Source records
[Start of section]
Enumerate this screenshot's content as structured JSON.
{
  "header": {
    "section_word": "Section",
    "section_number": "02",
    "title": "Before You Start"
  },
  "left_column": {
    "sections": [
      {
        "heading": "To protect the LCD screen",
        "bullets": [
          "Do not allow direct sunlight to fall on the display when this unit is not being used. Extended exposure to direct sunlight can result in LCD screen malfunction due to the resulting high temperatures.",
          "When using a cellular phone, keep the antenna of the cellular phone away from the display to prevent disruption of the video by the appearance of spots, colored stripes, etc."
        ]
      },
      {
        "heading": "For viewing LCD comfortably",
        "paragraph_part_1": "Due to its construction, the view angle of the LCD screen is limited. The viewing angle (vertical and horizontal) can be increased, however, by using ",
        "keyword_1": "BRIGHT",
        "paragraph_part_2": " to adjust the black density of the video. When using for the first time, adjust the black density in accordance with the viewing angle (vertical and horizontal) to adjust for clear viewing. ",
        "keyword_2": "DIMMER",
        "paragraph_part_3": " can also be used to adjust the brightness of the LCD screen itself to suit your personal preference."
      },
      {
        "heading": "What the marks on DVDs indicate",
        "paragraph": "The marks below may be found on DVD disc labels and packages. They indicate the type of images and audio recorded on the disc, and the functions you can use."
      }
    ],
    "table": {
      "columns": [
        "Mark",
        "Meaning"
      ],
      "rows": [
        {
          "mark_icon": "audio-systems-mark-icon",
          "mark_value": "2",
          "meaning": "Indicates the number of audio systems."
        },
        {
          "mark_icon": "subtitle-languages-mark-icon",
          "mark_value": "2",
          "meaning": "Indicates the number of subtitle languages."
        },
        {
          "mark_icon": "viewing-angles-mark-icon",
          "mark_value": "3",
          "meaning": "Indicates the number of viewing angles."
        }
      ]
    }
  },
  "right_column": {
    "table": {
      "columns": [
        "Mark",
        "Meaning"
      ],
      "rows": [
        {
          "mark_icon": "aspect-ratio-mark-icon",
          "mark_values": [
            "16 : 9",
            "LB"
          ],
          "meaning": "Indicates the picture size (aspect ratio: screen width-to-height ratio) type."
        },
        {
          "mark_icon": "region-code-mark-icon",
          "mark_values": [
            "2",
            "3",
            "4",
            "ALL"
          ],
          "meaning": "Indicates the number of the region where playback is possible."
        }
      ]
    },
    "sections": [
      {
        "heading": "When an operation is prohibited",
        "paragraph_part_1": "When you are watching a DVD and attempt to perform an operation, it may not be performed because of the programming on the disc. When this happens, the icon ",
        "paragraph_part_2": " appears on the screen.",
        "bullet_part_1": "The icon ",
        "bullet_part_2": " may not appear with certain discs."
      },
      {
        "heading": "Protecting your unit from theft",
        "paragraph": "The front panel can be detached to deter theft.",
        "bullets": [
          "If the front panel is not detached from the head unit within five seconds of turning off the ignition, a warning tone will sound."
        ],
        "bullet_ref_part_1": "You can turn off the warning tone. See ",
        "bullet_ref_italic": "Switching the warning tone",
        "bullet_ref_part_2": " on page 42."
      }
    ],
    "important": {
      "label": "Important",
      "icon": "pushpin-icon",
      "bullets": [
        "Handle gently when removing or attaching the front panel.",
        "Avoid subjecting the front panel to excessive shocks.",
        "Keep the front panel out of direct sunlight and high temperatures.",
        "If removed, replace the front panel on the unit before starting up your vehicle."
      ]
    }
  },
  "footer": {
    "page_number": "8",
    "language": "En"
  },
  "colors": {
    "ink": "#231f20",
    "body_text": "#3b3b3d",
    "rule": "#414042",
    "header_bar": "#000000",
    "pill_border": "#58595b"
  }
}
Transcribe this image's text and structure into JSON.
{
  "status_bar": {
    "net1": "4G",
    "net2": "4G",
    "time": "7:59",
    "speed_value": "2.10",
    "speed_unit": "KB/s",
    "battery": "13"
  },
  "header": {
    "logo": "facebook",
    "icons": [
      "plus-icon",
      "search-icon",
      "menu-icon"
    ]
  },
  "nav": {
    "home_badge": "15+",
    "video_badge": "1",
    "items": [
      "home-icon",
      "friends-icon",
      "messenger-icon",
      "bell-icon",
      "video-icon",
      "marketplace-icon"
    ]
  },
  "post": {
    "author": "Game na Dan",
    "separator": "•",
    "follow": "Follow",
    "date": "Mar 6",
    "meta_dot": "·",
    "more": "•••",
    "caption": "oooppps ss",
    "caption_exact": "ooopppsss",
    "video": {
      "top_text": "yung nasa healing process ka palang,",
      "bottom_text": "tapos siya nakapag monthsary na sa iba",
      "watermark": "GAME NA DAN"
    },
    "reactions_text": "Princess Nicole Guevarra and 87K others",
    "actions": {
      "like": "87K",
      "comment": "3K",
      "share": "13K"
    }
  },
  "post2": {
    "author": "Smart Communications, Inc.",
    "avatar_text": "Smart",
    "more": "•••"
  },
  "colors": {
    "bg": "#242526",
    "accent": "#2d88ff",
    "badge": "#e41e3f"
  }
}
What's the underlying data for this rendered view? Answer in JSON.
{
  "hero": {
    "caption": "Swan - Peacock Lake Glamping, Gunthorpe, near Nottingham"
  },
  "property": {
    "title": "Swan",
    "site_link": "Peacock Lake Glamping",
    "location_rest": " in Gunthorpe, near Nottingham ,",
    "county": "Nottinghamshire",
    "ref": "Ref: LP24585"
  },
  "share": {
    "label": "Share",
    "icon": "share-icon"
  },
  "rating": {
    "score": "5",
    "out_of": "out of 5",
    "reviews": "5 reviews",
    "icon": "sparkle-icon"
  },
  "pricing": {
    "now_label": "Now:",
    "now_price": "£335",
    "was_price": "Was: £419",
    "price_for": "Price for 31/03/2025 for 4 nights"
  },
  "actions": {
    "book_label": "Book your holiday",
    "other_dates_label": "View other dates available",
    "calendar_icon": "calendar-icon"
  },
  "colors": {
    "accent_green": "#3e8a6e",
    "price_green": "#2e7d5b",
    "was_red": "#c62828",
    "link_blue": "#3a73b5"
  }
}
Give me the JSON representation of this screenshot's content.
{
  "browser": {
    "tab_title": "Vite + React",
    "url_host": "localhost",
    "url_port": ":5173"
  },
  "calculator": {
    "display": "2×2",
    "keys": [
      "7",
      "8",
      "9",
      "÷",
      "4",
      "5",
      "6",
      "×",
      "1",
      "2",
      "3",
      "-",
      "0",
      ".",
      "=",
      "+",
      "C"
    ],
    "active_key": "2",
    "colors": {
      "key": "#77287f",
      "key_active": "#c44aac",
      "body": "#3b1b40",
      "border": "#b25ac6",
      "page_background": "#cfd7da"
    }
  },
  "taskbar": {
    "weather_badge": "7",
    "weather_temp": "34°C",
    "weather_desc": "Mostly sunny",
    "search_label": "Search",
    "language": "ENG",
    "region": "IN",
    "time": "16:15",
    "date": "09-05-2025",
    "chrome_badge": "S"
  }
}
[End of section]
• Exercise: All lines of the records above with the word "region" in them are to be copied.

• Exercise output:
          "mark_icon": "region-code-mark-icon",
          "meaning": "Indicates the number of the region where playback is possible."
    "region": "IN",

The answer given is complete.